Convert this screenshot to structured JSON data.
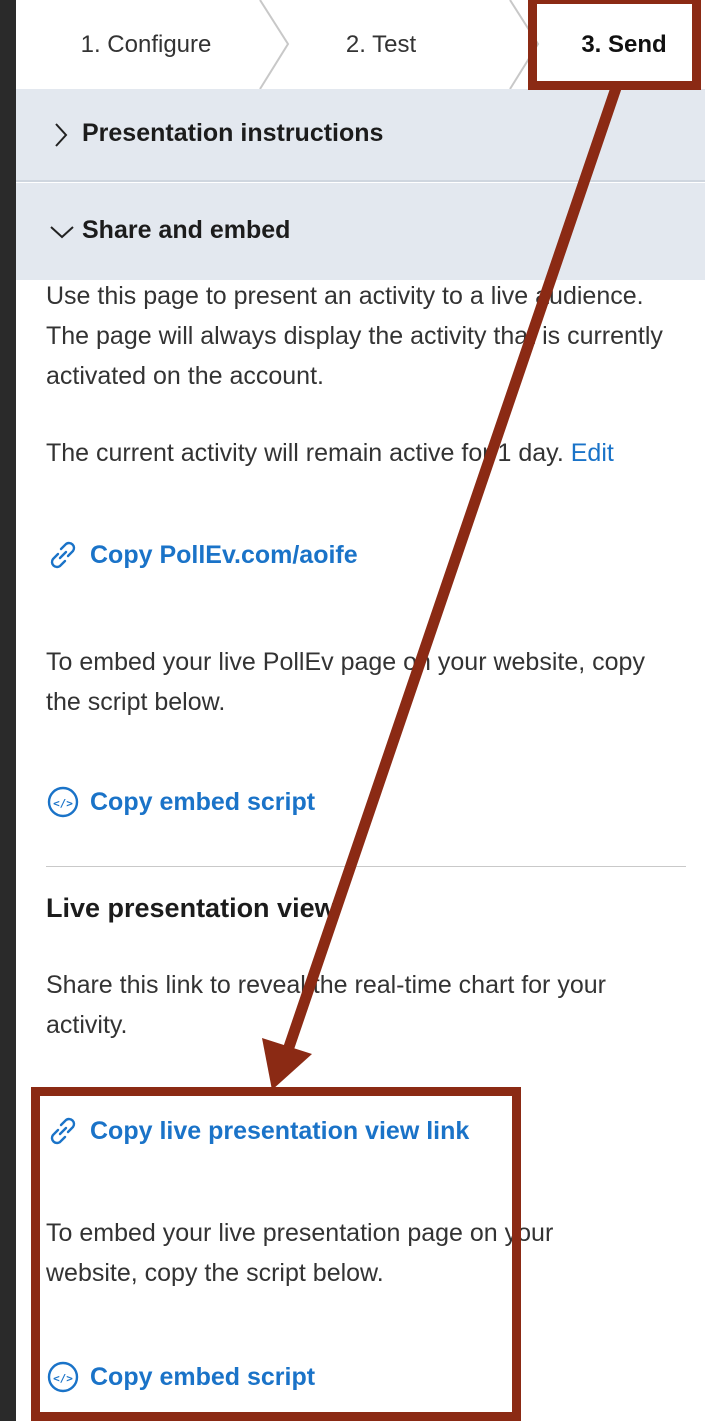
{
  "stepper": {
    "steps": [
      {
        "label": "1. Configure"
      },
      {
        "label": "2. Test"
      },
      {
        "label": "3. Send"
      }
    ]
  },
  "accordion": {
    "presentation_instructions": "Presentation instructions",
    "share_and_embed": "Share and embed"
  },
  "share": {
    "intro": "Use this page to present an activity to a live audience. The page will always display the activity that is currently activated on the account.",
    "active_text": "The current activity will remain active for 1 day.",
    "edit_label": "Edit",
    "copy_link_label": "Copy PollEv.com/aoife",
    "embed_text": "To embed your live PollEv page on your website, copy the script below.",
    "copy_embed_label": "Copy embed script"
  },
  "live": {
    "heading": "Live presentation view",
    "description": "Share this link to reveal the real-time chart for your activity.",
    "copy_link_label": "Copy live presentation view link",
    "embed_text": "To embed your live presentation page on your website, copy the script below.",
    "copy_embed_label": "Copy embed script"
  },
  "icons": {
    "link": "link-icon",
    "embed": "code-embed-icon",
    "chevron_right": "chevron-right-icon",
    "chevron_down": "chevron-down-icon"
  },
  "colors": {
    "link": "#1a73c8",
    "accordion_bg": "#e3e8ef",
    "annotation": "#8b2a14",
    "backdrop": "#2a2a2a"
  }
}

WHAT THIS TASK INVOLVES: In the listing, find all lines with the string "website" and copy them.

EXERCISE OUTPUT:
    "embed_text": "To embed your live PollEv page on your website, copy the script below.",
    "embed_text": "To embed your live presentation page on your website, copy the script below.",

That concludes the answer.